#### [Activity]
Give every line below again, exactly.

#### [Supplied entries]
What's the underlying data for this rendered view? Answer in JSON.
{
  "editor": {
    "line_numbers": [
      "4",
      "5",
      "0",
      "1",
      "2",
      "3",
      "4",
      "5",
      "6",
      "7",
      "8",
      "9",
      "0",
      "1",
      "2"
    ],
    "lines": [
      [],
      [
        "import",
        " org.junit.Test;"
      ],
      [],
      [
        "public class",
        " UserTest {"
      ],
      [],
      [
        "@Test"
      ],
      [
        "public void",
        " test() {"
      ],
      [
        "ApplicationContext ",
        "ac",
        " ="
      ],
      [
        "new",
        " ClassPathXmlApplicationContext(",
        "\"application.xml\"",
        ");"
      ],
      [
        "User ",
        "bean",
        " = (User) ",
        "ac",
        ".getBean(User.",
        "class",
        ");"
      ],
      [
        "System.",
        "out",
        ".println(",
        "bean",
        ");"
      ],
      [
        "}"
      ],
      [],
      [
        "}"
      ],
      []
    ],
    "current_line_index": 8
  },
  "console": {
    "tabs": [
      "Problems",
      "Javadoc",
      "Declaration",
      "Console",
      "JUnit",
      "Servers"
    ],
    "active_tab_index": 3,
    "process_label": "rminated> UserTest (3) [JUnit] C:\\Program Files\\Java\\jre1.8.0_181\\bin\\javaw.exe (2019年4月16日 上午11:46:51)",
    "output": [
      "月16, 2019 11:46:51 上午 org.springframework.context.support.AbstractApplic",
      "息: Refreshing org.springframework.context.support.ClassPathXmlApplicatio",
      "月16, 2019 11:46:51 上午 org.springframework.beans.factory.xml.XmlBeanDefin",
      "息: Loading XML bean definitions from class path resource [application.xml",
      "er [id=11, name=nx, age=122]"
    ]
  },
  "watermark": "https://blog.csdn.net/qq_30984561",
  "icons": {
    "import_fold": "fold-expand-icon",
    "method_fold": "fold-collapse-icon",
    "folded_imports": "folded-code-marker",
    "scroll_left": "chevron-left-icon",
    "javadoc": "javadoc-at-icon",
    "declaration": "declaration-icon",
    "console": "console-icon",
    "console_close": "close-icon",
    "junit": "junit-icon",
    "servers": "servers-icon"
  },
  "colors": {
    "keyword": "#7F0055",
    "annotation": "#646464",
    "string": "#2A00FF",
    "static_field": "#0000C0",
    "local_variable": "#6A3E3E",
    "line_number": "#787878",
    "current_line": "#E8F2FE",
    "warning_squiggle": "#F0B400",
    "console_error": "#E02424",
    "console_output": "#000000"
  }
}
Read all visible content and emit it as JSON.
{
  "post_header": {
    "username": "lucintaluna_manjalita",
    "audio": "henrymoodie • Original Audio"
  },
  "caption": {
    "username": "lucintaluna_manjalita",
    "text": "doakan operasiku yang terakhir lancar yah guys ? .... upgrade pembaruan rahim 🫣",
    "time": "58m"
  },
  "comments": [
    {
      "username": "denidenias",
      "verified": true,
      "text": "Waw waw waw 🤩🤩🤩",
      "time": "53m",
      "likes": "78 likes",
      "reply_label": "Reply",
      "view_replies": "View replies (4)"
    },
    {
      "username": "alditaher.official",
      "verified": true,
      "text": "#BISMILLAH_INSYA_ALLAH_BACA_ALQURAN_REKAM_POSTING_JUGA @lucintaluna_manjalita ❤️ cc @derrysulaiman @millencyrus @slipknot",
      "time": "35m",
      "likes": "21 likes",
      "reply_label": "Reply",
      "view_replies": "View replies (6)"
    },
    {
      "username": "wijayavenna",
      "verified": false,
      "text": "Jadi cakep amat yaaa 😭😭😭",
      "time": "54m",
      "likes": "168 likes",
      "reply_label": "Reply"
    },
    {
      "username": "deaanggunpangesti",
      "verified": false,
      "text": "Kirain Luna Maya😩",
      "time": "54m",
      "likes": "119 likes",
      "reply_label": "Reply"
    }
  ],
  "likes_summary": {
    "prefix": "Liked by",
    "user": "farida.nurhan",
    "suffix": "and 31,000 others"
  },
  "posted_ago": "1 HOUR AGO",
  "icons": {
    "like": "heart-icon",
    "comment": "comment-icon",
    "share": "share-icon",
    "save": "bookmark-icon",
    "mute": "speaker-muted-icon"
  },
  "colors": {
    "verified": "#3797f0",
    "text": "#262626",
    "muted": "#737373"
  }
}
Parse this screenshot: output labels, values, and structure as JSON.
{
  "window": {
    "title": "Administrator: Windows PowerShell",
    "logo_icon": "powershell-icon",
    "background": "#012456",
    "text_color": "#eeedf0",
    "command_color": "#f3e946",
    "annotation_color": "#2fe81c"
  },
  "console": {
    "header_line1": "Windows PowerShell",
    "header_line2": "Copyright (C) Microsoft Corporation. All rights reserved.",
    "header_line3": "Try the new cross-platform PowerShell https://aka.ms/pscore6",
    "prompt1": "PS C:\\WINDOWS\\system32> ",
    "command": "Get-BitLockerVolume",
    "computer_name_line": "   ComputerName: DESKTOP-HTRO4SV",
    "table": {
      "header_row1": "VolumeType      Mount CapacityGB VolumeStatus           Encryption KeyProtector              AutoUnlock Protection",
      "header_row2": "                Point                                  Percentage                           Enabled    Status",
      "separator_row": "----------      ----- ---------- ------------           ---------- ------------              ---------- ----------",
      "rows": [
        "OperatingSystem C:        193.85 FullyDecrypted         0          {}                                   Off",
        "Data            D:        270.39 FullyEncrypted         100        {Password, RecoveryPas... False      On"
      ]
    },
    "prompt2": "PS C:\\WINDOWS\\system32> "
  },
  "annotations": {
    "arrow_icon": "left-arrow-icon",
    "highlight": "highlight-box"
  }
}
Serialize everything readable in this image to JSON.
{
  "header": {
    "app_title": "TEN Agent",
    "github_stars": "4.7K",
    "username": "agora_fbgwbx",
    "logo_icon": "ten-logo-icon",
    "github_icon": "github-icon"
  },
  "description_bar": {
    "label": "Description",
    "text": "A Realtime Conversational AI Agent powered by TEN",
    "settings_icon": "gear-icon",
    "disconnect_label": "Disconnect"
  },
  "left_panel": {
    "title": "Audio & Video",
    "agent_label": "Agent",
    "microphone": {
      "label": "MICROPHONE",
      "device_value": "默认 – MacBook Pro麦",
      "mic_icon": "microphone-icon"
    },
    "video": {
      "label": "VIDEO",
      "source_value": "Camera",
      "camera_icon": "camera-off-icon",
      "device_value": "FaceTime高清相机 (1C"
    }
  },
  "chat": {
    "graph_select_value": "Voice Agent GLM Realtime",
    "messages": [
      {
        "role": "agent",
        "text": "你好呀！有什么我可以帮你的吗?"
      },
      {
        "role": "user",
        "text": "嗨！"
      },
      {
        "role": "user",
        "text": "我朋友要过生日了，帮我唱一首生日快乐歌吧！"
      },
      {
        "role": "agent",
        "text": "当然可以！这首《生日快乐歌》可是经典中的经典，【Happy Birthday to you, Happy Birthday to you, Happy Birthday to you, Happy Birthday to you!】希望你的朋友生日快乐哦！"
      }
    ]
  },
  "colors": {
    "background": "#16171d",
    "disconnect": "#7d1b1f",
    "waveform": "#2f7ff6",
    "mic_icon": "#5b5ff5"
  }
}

#### [Written solution]
What's the underlying data for this rendered view? Answer in JSON.
{
  "editor": {
    "line_numbers": [
      "4",
      "5",
      "0",
      "1",
      "2",
      "3",
      "4",
      "5",
      "6",
      "7",
      "8",
      "9",
      "0",
      "1",
      "2"
    ],
    "lines": [
      [],
      [
        "import",
        " org.junit.Test;"
      ],
      [],
      [
        "public class",
        " UserTest {"
      ],
      [],
      [
        "@Test"
      ],
      [
        "public void",
        " test() {"
      ],
      [
        "ApplicationContext ",
        "ac",
        " ="
      ],
      [
        "new",
        " ClassPathXmlApplicationContext(",
        "\"application.xml\"",
        ");"
      ],
      [
        "User ",
        "bean",
        " = (User) ",
        "ac",
        ".getBean(User.",
        "class",
        ");"
      ],
      [
        "System.",
        "out",
        ".println(",
        "bean",
        ");"
      ],
      [
        "}"
      ],
      [],
      [
        "}"
      ],
      []
    ],
    "current_line_index": 8
  },
  "console": {
    "tabs": [
      "Problems",
      "Javadoc",
      "Declaration",
      "Console",
      "JUnit",
      "Servers"
    ],
    "active_tab_index": 3,
    "process_label": "rminated> UserTest (3) [JUnit] C:\\Program Files\\Java\\jre1.8.0_181\\bin\\javaw.exe (2019年4月16日 上午11:46:51)",
    "output": [
      "月16, 2019 11:46:51 上午 org.springframework.context.support.AbstractApplic",
      "息: Refreshing org.springframework.context.support.ClassPathXmlApplicatio",
      "月16, 2019 11:46:51 上午 org.springframework.beans.factory.xml.XmlBeanDefin",
      "息: Loading XML bean definitions from class path resource [application.xml",
      "er [id=11, name=nx, age=122]"
    ]
  },
  "watermark": "https://blog.csdn.net/qq_30984561",
  "icons": {
    "import_fold": "fold-expand-icon",
    "method_fold": "fold-collapse-icon",
    "folded_imports": "folded-code-marker",
    "scroll_left": "chevron-left-icon",
    "javadoc": "javadoc-at-icon",
    "declaration": "declaration-icon",
    "console": "console-icon",
    "console_close": "close-icon",
    "junit": "junit-icon",
    "servers": "servers-icon"
  },
  "colors": {
    "keyword": "#7F0055",
    "annotation": "#646464",
    "string": "#2A00FF",
    "static_field": "#0000C0",
    "local_variable": "#6A3E3E",
    "line_number": "#787878",
    "current_line": "#E8F2FE",
    "warning_squiggle": "#F0B400",
    "console_error": "#E02424",
    "console_output": "#000000"
  }
}
Read all visible content and emit it as JSON.
{
  "post_header": {
    "username": "lucintaluna_manjalita",
    "audio": "henrymoodie • Original Audio"
  },
  "caption": {
    "username": "lucintaluna_manjalita",
    "text": "doakan operasiku yang terakhir lancar yah guys ? .... upgrade pembaruan rahim 🫣",
    "time": "58m"
  },
  "comments": [
    {
      "username": "denidenias",
      "verified": true,
      "text": "Waw waw waw 🤩🤩🤩",
      "time": "53m",
      "likes": "78 likes",
      "reply_label": "Reply",
      "view_replies": "View replies (4)"
    },
    {
      "username": "alditaher.official",
      "verified": true,
      "text": "#BISMILLAH_INSYA_ALLAH_BACA_ALQURAN_REKAM_POSTING_JUGA @lucintaluna_manjalita ❤️ cc @derrysulaiman @millencyrus @slipknot",
      "time": "35m",
      "likes": "21 likes",
      "reply_label": "Reply",
      "view_replies": "View replies (6)"
    },
    {
      "username": "wijayavenna",
      "verified": false,
      "text": "Jadi cakep amat yaaa 😭😭😭",
      "time": "54m",
      "likes": "168 likes",
      "reply_label": "Reply"
    },
    {
      "username": "deaanggunpangesti",
      "verified": false,
      "text": "Kirain Luna Maya😩",
      "time": "54m",
      "likes": "119 likes",
      "reply_label": "Reply"
    }
  ],
  "likes_summary": {
    "prefix": "Liked by",
    "user": "farida.nurhan",
    "suffix": "and 31,000 others"
  },
  "posted_ago": "1 HOUR AGO",
  "icons": {
    "like": "heart-icon",
    "comment": "comment-icon",
    "share": "share-icon",
    "save": "bookmark-icon",
    "mute": "speaker-muted-icon"
  },
  "colors": {
    "verified": "#3797f0",
    "text": "#262626",
    "muted": "#737373"
  }
}
Parse this screenshot: output labels, values, and structure as JSON.
{
  "window": {
    "title": "Administrator: Windows PowerShell",
    "logo_icon": "powershell-icon",
    "background": "#012456",
    "text_color": "#eeedf0",
    "command_color": "#f3e946",
    "annotation_color": "#2fe81c"
  },
  "console": {
    "header_line1": "Windows PowerShell",
    "header_line2": "Copyright (C) Microsoft Corporation. All rights reserved.",
    "header_line3": "Try the new cross-platform PowerShell https://aka.ms/pscore6",
    "prompt1": "PS C:\\WINDOWS\\system32> ",
    "command": "Get-BitLockerVolume",
    "computer_name_line": "   ComputerName: DESKTOP-HTRO4SV",
    "table": {
      "header_row1": "VolumeType      Mount CapacityGB VolumeStatus           Encryption KeyProtector              AutoUnlock Protection",
      "header_row2": "                Point                                  Percentage                           Enabled    Status",
      "separator_row": "----------      ----- ---------- ------------           ---------- ------------              ---------- ----------",
      "rows": [
        "OperatingSystem C:        193.85 FullyDecrypted         0          {}                                   Off",
        "Data            D:        270.39 FullyEncrypted         100        {Password, RecoveryPas... False      On"
      ]
    },
    "prompt2": "PS C:\\WINDOWS\\system32> "
  },
  "annotations": {
    "arrow_icon": "left-arrow-icon",
    "highlight": "highlight-box"
  }
}
Serialize everything readable in this image to JSON.
{
  "header": {
    "app_title": "TEN Agent",
    "github_stars": "4.7K",
    "username": "agora_fbgwbx",
    "logo_icon": "ten-logo-icon",
    "github_icon": "github-icon"
  },
  "description_bar": {
    "label": "Description",
    "text": "A Realtime Conversational AI Agent powered by TEN",
    "settings_icon": "gear-icon",
    "disconnect_label": "Disconnect"
  },
  "left_panel": {
    "title": "Audio & Video",
    "agent_label": "Agent",
    "microphone": {
      "label": "MICROPHONE",
      "device_value": "默认 – MacBook Pro麦",
      "mic_icon": "microphone-icon"
    },
    "video": {
      "label": "VIDEO",
      "source_value": "Camera",
      "camera_icon": "camera-off-icon",
      "device_value": "FaceTime高清相机 (1C"
    }
  },
  "chat": {
    "graph_select_value": "Voice Agent GLM Realtime",
    "messages": [
      {
        "role": "agent",
        "text": "你好呀！有什么我可以帮你的吗?"
      },
      {
        "role": "user",
        "text": "嗨！"
      },
      {
        "role": "user",
        "text": "我朋友要过生日了，帮我唱一首生日快乐歌吧！"
      },
      {
        "role": "agent",
        "text": "当然可以！这首《生日快乐歌》可是经典中的经典，【Happy Birthday to you, Happy Birthday to you, Happy Birthday to you, Happy Birthday to you!】希望你的朋友生日快乐哦！"
      }
    ]
  },
  "colors": {
    "background": "#16171d",
    "disconnect": "#7d1b1f",
    "waveform": "#2f7ff6",
    "mic_icon": "#5b5ff5"
  }
}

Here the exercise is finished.